**Requirement:** Wherever the word "title" appears in the entries, copy the whole line.

**Records shown:**

%%

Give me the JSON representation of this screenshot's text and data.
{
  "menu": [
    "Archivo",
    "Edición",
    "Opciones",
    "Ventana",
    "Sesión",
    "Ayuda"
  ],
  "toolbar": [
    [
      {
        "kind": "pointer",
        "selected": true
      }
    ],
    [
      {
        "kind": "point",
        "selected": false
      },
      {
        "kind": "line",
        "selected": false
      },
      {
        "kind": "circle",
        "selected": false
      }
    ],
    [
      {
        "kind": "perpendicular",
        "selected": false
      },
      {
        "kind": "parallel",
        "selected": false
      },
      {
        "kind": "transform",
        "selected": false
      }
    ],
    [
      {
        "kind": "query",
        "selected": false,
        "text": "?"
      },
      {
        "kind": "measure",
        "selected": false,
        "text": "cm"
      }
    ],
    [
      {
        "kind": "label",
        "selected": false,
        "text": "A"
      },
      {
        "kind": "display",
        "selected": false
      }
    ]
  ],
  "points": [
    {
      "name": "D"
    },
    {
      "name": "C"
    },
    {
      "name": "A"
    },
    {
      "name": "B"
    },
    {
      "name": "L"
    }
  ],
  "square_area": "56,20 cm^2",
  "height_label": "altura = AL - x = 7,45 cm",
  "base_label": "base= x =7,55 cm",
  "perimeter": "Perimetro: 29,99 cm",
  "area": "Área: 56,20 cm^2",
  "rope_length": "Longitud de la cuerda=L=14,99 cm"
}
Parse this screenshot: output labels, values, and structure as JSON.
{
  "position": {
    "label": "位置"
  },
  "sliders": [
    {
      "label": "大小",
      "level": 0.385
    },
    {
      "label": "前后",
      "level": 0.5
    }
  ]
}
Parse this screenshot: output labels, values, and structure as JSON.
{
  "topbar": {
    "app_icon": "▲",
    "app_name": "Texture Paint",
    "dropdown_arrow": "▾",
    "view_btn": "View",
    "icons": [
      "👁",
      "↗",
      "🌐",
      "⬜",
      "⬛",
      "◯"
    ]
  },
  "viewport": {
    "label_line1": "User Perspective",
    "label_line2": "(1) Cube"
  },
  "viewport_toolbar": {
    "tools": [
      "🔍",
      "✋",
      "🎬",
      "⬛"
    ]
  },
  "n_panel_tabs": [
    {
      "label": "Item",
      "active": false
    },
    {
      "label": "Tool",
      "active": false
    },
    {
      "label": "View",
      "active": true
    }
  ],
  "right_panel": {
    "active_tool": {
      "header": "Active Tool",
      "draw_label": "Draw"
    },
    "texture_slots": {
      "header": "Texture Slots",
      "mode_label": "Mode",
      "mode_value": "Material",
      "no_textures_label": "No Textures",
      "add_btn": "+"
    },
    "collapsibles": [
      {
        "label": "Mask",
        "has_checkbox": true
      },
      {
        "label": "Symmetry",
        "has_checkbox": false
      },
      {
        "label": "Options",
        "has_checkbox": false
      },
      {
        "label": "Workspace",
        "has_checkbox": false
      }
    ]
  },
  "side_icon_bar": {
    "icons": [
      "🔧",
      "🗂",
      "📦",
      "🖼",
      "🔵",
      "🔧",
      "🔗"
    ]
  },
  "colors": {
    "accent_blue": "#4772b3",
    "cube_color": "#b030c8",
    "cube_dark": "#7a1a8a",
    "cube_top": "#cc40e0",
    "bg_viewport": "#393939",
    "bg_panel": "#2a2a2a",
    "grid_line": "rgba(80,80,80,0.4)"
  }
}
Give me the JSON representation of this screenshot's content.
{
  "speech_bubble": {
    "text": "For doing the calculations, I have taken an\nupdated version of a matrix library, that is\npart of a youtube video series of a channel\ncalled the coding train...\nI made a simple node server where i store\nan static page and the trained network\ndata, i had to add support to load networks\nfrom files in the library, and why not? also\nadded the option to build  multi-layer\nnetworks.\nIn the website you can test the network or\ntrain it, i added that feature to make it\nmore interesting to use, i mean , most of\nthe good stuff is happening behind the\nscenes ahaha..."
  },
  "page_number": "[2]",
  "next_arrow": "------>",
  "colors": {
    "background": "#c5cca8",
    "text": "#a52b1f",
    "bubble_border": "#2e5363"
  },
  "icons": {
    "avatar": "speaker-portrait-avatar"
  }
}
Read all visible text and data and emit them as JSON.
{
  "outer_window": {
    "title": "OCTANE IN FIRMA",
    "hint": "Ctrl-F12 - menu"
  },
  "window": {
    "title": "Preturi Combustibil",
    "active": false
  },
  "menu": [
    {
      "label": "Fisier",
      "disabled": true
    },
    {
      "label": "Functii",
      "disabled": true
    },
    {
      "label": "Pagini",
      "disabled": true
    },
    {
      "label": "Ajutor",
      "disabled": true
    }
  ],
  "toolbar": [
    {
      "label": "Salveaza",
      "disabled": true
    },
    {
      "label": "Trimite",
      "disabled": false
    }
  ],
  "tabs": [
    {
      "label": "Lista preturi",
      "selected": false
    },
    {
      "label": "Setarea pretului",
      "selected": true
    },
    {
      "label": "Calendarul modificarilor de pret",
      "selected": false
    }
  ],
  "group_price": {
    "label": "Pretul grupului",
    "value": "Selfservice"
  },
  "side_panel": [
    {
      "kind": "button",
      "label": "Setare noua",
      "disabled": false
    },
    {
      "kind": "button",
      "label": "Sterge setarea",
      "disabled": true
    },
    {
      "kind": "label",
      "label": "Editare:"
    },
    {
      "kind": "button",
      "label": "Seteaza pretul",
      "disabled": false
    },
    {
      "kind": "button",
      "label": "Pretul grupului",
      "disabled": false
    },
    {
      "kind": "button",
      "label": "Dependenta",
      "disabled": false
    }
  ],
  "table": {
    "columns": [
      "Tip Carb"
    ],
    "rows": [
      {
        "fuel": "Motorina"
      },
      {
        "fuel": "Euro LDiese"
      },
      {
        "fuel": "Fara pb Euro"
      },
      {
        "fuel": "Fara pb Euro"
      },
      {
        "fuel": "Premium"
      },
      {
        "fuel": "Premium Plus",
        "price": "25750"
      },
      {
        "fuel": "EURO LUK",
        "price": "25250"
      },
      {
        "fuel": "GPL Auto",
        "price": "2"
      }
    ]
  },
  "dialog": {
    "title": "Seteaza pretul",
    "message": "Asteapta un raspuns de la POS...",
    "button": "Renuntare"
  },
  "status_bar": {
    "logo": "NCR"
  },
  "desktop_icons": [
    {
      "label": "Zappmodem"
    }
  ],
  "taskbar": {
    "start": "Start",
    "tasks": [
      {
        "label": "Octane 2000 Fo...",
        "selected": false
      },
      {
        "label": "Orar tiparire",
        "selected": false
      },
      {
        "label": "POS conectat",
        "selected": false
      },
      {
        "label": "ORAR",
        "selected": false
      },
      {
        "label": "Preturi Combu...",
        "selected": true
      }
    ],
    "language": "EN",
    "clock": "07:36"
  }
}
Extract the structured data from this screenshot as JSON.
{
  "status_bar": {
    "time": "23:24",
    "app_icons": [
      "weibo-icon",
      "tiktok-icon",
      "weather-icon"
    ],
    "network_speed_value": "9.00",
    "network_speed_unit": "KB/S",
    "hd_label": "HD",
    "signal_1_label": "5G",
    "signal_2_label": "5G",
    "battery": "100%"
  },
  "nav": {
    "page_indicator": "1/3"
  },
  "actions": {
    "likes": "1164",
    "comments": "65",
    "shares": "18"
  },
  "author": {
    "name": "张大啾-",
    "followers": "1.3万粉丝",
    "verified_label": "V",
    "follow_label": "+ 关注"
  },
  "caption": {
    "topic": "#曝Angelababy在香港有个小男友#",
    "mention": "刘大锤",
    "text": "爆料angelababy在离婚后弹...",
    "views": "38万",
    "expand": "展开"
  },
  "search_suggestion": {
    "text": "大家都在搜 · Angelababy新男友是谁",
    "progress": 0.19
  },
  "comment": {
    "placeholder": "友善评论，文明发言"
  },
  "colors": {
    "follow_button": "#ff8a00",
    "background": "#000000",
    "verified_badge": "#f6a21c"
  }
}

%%

**Written reply:**
    "title": "OCTANE IN FIRMA",
    "title": "Preturi Combustibil",
    "title": "Seteaza pretul",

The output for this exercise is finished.